* WORK INSTRUCTION: The entries follow. Copy every line in which "this" appears.

Items listed in a dataset:

########################################

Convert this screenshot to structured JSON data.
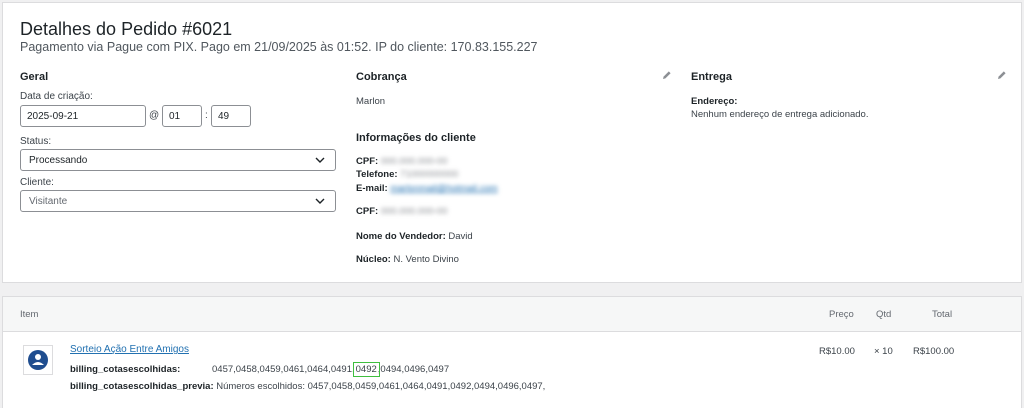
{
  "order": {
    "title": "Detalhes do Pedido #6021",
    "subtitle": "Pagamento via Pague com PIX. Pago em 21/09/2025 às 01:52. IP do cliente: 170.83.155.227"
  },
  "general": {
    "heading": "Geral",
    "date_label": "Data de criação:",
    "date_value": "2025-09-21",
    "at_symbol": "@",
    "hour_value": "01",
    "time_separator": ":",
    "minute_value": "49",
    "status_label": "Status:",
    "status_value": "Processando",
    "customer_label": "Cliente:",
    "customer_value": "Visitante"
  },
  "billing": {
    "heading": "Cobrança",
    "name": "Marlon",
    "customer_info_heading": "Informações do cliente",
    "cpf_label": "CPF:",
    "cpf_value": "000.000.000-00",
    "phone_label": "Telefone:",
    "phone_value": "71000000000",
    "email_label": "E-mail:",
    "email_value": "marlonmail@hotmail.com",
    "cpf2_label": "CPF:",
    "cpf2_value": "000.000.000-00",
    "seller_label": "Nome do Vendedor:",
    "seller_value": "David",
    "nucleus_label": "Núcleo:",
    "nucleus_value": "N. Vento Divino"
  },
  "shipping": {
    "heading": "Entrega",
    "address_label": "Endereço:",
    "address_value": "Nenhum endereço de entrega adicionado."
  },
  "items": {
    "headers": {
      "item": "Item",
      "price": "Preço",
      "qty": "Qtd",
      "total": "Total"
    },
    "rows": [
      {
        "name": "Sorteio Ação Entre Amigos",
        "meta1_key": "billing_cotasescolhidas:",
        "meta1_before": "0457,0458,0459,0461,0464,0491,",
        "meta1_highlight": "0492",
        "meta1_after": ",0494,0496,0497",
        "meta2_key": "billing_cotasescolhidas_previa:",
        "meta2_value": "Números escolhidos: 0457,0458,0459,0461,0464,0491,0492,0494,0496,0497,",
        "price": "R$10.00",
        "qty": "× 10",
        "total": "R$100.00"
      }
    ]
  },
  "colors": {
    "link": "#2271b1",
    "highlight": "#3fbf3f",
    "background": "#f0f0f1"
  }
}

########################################

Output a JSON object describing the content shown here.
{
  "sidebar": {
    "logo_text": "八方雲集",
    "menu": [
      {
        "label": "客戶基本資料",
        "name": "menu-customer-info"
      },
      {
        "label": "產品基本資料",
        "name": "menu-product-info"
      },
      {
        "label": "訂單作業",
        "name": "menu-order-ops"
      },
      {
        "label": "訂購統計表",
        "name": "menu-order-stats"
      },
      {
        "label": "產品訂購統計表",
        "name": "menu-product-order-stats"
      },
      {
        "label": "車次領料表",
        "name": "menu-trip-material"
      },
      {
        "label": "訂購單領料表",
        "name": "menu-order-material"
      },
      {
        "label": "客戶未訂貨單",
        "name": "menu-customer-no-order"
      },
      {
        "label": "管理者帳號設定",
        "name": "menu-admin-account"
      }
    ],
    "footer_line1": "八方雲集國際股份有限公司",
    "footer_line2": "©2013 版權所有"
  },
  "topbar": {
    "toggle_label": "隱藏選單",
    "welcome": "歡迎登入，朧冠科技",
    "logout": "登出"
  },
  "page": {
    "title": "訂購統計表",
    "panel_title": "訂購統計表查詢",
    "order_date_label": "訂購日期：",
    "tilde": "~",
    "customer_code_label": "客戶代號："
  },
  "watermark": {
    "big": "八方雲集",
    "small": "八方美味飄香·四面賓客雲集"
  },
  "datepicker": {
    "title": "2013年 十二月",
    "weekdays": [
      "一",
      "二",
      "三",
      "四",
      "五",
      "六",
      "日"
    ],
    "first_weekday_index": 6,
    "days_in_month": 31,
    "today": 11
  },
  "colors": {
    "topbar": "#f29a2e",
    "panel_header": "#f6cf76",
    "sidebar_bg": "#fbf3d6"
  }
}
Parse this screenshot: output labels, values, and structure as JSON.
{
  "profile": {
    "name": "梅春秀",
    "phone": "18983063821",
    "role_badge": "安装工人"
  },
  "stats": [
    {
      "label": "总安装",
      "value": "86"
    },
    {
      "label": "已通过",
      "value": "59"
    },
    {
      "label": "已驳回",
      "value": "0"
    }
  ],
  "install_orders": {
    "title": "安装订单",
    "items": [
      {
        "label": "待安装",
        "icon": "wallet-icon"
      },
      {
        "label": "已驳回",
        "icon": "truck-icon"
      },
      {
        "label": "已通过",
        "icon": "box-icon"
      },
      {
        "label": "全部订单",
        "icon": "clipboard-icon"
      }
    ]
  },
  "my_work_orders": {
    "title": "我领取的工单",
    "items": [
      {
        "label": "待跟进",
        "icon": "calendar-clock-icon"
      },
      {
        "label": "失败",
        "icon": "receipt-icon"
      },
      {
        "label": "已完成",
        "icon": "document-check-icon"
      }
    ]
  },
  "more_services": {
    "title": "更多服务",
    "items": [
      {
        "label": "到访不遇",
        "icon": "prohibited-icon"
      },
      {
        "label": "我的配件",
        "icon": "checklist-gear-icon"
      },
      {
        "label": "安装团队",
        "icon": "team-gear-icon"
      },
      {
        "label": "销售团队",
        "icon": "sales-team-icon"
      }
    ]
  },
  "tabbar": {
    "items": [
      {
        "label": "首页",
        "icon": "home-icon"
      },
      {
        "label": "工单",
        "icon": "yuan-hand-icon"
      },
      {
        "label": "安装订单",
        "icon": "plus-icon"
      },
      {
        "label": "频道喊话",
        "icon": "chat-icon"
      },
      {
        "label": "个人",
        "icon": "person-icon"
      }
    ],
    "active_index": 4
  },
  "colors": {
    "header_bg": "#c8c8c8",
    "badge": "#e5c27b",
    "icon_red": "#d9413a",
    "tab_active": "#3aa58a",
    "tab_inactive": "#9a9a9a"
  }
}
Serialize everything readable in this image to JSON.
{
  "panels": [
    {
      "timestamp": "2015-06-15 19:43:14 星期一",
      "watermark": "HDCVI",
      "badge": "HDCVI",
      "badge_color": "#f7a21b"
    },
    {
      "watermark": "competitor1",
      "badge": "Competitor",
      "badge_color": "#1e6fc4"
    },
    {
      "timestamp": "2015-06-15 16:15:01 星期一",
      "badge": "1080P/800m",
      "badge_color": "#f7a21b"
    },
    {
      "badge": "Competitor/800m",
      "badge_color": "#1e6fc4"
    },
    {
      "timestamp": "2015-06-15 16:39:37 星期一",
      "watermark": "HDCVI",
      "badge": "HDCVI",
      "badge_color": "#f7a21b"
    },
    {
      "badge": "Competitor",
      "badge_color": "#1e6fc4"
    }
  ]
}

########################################

* ANSWER TO THE EXERCISE:
Convert this screenshot to structured JSON data.
Parse this screenshot: output labels, values, and structure as JSON.
Serialize everything readable in this image to JSON.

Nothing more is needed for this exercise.